-- Activity --
An exact copy of all the data below is required.

-- Given data --
******************************

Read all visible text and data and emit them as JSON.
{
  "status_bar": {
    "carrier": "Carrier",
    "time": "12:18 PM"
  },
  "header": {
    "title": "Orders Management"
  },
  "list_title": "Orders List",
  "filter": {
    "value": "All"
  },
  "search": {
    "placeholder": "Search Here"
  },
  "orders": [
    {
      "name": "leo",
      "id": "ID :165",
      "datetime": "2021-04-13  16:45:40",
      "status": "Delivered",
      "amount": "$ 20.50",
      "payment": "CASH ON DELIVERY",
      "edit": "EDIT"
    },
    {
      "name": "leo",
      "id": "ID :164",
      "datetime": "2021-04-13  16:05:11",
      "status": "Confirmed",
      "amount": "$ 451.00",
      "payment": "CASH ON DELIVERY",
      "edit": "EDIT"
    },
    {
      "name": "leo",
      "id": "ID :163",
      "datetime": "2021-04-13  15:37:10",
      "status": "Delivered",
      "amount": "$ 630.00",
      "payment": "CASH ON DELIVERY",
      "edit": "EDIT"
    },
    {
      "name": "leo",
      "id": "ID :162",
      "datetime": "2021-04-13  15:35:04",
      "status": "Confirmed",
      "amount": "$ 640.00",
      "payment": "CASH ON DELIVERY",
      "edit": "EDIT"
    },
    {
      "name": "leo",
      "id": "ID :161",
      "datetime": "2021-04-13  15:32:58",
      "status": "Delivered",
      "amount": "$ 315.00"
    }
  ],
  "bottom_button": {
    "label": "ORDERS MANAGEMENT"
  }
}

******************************

-- Exercise response --
Read all visible text and data and emit them as JSON.
{
  "status_bar": {
    "carrier": "Carrier",
    "time": "12:18 PM"
  },
  "header": {
    "title": "Orders Management"
  },
  "list_title": "Orders List",
  "filter": {
    "value": "All"
  },
  "search": {
    "placeholder": "Search Here"
  },
  "orders": [
    {
      "name": "leo",
      "id": "ID :165",
      "datetime": "2021-04-13  16:45:40",
      "status": "Delivered",
      "amount": "$ 20.50",
      "payment": "CASH ON DELIVERY",
      "edit": "EDIT"
    },
    {
      "name": "leo",
      "id": "ID :164",
      "datetime": "2021-04-13  16:05:11",
      "status": "Confirmed",
      "amount": "$ 451.00",
      "payment": "CASH ON DELIVERY",
      "edit": "EDIT"
    },
    {
      "name": "leo",
      "id": "ID :163",
      "datetime": "2021-04-13  15:37:10",
      "status": "Delivered",
      "amount": "$ 630.00",
      "payment": "CASH ON DELIVERY",
      "edit": "EDIT"
    },
    {
      "name": "leo",
      "id": "ID :162",
      "datetime": "2021-04-13  15:35:04",
      "status": "Confirmed",
      "amount": "$ 640.00",
      "payment": "CASH ON DELIVERY",
      "edit": "EDIT"
    },
    {
      "name": "leo",
      "id": "ID :161",
      "datetime": "2021-04-13  15:32:58",
      "status": "Delivered",
      "amount": "$ 315.00"
    }
  ],
  "bottom_button": {
    "label": "ORDERS MANAGEMENT"
  }
}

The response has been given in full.